§ TASK OBJECTIVE
If a line in the records below contains the word "Auto", return that line.

§ EXTRACTED INFORMATION

◇ ◇ ◇

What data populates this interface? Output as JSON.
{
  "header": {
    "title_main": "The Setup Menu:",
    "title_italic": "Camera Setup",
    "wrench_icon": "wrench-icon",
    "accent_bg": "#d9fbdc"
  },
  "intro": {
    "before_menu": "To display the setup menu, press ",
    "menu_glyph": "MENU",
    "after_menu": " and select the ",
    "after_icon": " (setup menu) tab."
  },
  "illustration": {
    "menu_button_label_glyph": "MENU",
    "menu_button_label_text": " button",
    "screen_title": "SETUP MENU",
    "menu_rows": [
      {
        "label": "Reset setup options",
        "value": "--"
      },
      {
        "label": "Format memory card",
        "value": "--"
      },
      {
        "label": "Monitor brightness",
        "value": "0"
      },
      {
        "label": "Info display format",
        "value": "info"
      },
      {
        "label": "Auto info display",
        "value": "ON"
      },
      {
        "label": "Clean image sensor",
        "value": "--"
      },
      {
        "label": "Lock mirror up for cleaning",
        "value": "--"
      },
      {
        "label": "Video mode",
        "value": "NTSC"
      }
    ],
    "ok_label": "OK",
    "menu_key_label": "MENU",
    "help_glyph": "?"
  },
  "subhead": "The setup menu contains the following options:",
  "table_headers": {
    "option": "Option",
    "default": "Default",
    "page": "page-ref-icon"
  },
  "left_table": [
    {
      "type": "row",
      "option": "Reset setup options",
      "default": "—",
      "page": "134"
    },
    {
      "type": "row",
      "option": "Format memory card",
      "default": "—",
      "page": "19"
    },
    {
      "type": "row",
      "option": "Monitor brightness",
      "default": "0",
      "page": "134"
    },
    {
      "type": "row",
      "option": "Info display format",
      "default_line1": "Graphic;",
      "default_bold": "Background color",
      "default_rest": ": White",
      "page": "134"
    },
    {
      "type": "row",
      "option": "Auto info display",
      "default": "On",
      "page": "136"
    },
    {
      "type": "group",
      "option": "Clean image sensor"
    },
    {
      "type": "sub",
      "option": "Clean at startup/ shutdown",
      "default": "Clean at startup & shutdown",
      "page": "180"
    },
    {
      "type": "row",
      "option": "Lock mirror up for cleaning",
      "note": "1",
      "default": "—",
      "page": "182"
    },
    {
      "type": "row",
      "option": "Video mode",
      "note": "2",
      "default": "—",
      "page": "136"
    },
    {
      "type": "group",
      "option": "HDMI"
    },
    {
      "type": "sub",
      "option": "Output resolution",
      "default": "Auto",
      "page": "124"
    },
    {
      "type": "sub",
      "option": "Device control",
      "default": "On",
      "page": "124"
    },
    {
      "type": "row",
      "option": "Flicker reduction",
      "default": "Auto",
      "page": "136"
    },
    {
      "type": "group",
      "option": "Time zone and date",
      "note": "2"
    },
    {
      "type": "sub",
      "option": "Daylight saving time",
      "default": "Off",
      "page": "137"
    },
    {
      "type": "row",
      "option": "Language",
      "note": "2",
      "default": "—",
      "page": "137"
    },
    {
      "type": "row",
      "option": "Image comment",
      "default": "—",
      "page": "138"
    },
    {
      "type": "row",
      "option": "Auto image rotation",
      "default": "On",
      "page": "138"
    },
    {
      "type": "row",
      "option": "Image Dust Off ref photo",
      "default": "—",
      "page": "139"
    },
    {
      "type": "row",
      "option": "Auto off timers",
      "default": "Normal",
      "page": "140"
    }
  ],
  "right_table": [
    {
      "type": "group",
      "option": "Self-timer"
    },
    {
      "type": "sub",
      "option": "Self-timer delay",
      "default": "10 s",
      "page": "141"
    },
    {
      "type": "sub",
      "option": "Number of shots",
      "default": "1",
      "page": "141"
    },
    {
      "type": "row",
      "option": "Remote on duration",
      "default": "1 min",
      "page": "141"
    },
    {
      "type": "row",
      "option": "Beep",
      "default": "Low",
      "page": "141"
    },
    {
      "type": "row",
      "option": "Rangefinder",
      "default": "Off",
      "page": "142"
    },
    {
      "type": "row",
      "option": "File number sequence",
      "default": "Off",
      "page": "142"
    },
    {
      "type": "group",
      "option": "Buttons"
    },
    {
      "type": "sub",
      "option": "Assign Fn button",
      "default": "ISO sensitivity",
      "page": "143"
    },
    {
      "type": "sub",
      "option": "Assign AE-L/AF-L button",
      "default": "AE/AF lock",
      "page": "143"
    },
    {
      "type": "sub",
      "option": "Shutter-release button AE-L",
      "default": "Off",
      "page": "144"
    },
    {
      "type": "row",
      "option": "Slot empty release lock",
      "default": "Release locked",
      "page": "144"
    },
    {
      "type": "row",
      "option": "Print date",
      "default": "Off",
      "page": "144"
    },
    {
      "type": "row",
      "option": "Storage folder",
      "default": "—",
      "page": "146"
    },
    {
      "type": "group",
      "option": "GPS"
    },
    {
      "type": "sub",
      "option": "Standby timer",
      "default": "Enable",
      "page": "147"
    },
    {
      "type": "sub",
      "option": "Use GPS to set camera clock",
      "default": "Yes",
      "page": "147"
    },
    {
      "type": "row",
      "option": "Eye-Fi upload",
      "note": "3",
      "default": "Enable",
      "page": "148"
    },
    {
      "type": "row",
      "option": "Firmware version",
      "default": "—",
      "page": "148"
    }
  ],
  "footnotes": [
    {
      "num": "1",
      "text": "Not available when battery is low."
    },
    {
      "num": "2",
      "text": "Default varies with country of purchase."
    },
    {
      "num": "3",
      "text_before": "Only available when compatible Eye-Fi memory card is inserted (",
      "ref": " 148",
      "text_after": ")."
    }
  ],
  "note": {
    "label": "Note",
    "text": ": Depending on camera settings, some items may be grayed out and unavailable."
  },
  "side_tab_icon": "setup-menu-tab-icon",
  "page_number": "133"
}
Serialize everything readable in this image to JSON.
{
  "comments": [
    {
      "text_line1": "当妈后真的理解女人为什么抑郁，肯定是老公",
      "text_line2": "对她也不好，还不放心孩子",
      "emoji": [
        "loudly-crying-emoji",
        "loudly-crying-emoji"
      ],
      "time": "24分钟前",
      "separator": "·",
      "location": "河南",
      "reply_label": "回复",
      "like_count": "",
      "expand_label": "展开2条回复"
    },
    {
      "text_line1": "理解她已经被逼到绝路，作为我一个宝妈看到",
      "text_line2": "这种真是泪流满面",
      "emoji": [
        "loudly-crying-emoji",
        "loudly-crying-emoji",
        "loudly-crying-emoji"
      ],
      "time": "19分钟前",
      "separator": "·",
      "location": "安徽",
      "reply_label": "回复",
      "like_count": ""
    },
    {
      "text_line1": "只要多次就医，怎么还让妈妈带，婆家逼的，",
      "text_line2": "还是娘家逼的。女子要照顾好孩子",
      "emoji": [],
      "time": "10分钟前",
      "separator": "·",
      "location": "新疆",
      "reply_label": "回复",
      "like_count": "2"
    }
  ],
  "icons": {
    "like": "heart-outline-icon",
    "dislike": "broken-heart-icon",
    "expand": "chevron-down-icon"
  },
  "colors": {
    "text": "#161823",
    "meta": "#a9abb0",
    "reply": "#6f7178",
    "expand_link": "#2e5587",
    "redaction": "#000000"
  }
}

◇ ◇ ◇

§ RESULT FOR THIS TASK
        "label": "Auto info display",
      "option": "Auto info display",
      "default": "Auto",
      "default": "Auto",
      "option": "Auto image rotation",
      "option": "Auto off timers",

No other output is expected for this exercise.